* Required action
Write down the whole listing below again without changing a word.

* Recorded data

---------------

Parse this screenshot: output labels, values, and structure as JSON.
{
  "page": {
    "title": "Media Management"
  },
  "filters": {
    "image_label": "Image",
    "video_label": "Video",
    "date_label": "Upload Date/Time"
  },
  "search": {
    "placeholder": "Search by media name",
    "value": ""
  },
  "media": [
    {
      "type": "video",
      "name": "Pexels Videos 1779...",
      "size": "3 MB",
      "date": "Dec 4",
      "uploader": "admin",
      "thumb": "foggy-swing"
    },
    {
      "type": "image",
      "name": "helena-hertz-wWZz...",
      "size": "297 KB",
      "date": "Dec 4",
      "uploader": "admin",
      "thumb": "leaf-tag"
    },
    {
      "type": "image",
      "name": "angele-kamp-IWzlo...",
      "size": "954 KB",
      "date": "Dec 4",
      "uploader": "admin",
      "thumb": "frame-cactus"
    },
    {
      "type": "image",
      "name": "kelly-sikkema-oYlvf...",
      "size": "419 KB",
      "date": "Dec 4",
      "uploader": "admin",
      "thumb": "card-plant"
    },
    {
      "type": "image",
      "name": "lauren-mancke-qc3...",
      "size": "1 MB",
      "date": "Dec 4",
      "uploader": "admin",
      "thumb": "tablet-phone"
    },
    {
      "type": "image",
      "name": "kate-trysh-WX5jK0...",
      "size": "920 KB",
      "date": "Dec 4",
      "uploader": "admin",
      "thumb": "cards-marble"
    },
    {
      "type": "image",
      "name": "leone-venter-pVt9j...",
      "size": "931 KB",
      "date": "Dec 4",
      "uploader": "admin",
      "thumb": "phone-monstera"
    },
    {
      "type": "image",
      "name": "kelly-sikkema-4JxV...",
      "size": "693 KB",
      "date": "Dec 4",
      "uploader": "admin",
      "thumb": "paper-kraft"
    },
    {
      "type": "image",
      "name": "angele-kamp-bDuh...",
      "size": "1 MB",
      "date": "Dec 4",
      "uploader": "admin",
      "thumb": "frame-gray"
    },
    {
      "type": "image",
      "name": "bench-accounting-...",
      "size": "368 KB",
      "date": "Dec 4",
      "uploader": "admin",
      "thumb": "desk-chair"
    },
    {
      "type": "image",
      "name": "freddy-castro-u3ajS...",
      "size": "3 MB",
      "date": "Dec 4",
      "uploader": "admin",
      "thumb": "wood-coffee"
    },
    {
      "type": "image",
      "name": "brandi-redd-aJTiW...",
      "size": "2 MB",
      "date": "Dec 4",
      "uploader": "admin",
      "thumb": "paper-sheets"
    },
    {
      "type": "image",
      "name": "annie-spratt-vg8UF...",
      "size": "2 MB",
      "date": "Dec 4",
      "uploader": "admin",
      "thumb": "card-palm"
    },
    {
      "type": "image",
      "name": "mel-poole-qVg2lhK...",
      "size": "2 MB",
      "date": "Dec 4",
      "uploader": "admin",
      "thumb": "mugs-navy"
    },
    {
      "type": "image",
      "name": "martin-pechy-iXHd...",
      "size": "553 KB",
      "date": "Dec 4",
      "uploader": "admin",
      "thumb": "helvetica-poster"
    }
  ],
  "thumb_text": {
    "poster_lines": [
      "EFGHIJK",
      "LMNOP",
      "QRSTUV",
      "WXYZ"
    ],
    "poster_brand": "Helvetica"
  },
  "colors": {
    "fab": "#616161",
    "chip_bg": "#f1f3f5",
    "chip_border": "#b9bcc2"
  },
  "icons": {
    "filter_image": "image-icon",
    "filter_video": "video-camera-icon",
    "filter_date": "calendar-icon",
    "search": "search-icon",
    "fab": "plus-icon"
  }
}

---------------

* Result
Parse this screenshot: output labels, values, and structure as JSON.
{
  "page": {
    "title": "Media Management"
  },
  "filters": {
    "image_label": "Image",
    "video_label": "Video",
    "date_label": "Upload Date/Time"
  },
  "search": {
    "placeholder": "Search by media name",
    "value": ""
  },
  "media": [
    {
      "type": "video",
      "name": "Pexels Videos 1779...",
      "size": "3 MB",
      "date": "Dec 4",
      "uploader": "admin",
      "thumb": "foggy-swing"
    },
    {
      "type": "image",
      "name": "helena-hertz-wWZz...",
      "size": "297 KB",
      "date": "Dec 4",
      "uploader": "admin",
      "thumb": "leaf-tag"
    },
    {
      "type": "image",
      "name": "angele-kamp-IWzlo...",
      "size": "954 KB",
      "date": "Dec 4",
      "uploader": "admin",
      "thumb": "frame-cactus"
    },
    {
      "type": "image",
      "name": "kelly-sikkema-oYlvf...",
      "size": "419 KB",
      "date": "Dec 4",
      "uploader": "admin",
      "thumb": "card-plant"
    },
    {
      "type": "image",
      "name": "lauren-mancke-qc3...",
      "size": "1 MB",
      "date": "Dec 4",
      "uploader": "admin",
      "thumb": "tablet-phone"
    },
    {
      "type": "image",
      "name": "kate-trysh-WX5jK0...",
      "size": "920 KB",
      "date": "Dec 4",
      "uploader": "admin",
      "thumb": "cards-marble"
    },
    {
      "type": "image",
      "name": "leone-venter-pVt9j...",
      "size": "931 KB",
      "date": "Dec 4",
      "uploader": "admin",
      "thumb": "phone-monstera"
    },
    {
      "type": "image",
      "name": "kelly-sikkema-4JxV...",
      "size": "693 KB",
      "date": "Dec 4",
      "uploader": "admin",
      "thumb": "paper-kraft"
    },
    {
      "type": "image",
      "name": "angele-kamp-bDuh...",
      "size": "1 MB",
      "date": "Dec 4",
      "uploader": "admin",
      "thumb": "frame-gray"
    },
    {
      "type": "image",
      "name": "bench-accounting-...",
      "size": "368 KB",
      "date": "Dec 4",
      "uploader": "admin",
      "thumb": "desk-chair"
    },
    {
      "type": "image",
      "name": "freddy-castro-u3ajS...",
      "size": "3 MB",
      "date": "Dec 4",
      "uploader": "admin",
      "thumb": "wood-coffee"
    },
    {
      "type": "image",
      "name": "brandi-redd-aJTiW...",
      "size": "2 MB",
      "date": "Dec 4",
      "uploader": "admin",
      "thumb": "paper-sheets"
    },
    {
      "type": "image",
      "name": "annie-spratt-vg8UF...",
      "size": "2 MB",
      "date": "Dec 4",
      "uploader": "admin",
      "thumb": "card-palm"
    },
    {
      "type": "image",
      "name": "mel-poole-qVg2lhK...",
      "size": "2 MB",
      "date": "Dec 4",
      "uploader": "admin",
      "thumb": "mugs-navy"
    },
    {
      "type": "image",
      "name": "martin-pechy-iXHd...",
      "size": "553 KB",
      "date": "Dec 4",
      "uploader": "admin",
      "thumb": "helvetica-poster"
    }
  ],
  "thumb_text": {
    "poster_lines": [
      "EFGHIJK",
      "LMNOP",
      "QRSTUV",
      "WXYZ"
    ],
    "poster_brand": "Helvetica"
  },
  "colors": {
    "fab": "#616161",
    "chip_bg": "#f1f3f5",
    "chip_border": "#b9bcc2"
  },
  "icons": {
    "filter_image": "image-icon",
    "filter_video": "video-camera-icon",
    "filter_date": "calendar-icon",
    "search": "search-icon",
    "fab": "plus-icon"
  }
}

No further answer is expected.